» **DATA SHOWN**:
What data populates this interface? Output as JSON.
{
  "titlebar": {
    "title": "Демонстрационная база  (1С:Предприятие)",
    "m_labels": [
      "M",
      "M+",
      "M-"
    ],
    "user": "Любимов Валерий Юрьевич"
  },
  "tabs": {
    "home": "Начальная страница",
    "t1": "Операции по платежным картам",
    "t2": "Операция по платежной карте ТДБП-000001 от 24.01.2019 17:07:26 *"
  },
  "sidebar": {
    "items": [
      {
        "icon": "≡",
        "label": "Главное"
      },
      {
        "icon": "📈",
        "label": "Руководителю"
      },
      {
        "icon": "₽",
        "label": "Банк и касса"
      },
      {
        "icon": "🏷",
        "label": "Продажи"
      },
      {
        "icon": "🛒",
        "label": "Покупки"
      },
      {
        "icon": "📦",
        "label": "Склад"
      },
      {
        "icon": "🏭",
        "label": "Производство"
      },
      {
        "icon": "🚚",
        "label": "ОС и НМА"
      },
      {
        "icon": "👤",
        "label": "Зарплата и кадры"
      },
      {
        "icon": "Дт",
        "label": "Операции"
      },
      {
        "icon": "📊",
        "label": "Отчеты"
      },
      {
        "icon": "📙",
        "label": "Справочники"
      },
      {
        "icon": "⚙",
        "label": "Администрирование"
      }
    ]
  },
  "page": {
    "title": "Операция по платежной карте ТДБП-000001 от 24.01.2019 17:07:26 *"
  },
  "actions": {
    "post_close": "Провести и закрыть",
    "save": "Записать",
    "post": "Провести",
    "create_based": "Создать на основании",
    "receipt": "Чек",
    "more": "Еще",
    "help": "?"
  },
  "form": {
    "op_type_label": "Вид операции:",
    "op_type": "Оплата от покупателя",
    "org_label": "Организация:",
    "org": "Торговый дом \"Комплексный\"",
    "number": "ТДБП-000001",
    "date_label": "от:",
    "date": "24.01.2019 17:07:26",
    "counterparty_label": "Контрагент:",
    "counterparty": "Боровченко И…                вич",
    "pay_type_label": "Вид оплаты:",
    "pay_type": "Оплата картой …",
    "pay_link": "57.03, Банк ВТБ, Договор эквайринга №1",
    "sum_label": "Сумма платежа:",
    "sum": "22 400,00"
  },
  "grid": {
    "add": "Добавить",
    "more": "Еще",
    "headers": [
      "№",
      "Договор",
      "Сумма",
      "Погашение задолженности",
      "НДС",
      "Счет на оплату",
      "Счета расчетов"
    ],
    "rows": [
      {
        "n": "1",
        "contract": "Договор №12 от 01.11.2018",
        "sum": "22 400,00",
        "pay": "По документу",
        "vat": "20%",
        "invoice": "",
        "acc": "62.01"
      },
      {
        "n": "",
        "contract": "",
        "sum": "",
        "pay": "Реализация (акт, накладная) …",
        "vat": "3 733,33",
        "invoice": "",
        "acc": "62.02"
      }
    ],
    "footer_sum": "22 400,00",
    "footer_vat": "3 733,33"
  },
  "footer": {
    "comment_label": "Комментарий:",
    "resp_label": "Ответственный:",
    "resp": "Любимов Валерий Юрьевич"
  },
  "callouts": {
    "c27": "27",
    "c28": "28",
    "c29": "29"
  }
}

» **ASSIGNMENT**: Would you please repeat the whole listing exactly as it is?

» **TASK OUTPUT**:
What data populates this interface? Output as JSON.
{
  "titlebar": {
    "title": "Демонстрационная база  (1С:Предприятие)",
    "m_labels": [
      "M",
      "M+",
      "M-"
    ],
    "user": "Любимов Валерий Юрьевич"
  },
  "tabs": {
    "home": "Начальная страница",
    "t1": "Операции по платежным картам",
    "t2": "Операция по платежной карте ТДБП-000001 от 24.01.2019 17:07:26 *"
  },
  "sidebar": {
    "items": [
      {
        "icon": "≡",
        "label": "Главное"
      },
      {
        "icon": "📈",
        "label": "Руководителю"
      },
      {
        "icon": "₽",
        "label": "Банк и касса"
      },
      {
        "icon": "🏷",
        "label": "Продажи"
      },
      {
        "icon": "🛒",
        "label": "Покупки"
      },
      {
        "icon": "📦",
        "label": "Склад"
      },
      {
        "icon": "🏭",
        "label": "Производство"
      },
      {
        "icon": "🚚",
        "label": "ОС и НМА"
      },
      {
        "icon": "👤",
        "label": "Зарплата и кадры"
      },
      {
        "icon": "Дт",
        "label": "Операции"
      },
      {
        "icon": "📊",
        "label": "Отчеты"
      },
      {
        "icon": "📙",
        "label": "Справочники"
      },
      {
        "icon": "⚙",
        "label": "Администрирование"
      }
    ]
  },
  "page": {
    "title": "Операция по платежной карте ТДБП-000001 от 24.01.2019 17:07:26 *"
  },
  "actions": {
    "post_close": "Провести и закрыть",
    "save": "Записать",
    "post": "Провести",
    "create_based": "Создать на основании",
    "receipt": "Чек",
    "more": "Еще",
    "help": "?"
  },
  "form": {
    "op_type_label": "Вид операции:",
    "op_type": "Оплата от покупателя",
    "org_label": "Организация:",
    "org": "Торговый дом \"Комплексный\"",
    "number": "ТДБП-000001",
    "date_label": "от:",
    "date": "24.01.2019 17:07:26",
    "counterparty_label": "Контрагент:",
    "counterparty": "Боровченко И…                вич",
    "pay_type_label": "Вид оплаты:",
    "pay_type": "Оплата картой …",
    "pay_link": "57.03, Банк ВТБ, Договор эквайринга №1",
    "sum_label": "Сумма платежа:",
    "sum": "22 400,00"
  },
  "grid": {
    "add": "Добавить",
    "more": "Еще",
    "headers": [
      "№",
      "Договор",
      "Сумма",
      "Погашение задолженности",
      "НДС",
      "Счет на оплату",
      "Счета расчетов"
    ],
    "rows": [
      {
        "n": "1",
        "contract": "Договор №12 от 01.11.2018",
        "sum": "22 400,00",
        "pay": "По документу",
        "vat": "20%",
        "invoice": "",
        "acc": "62.01"
      },
      {
        "n": "",
        "contract": "",
        "sum": "",
        "pay": "Реализация (акт, накладная) …",
        "vat": "3 733,33",
        "invoice": "",
        "acc": "62.02"
      }
    ],
    "footer_sum": "22 400,00",
    "footer_vat": "3 733,33"
  },
  "footer": {
    "comment_label": "Комментарий:",
    "resp_label": "Ответственный:",
    "resp": "Любимов Валерий Юрьевич"
  },
  "callouts": {
    "c27": "27",
    "c28": "28",
    "c29": "29"
  }
}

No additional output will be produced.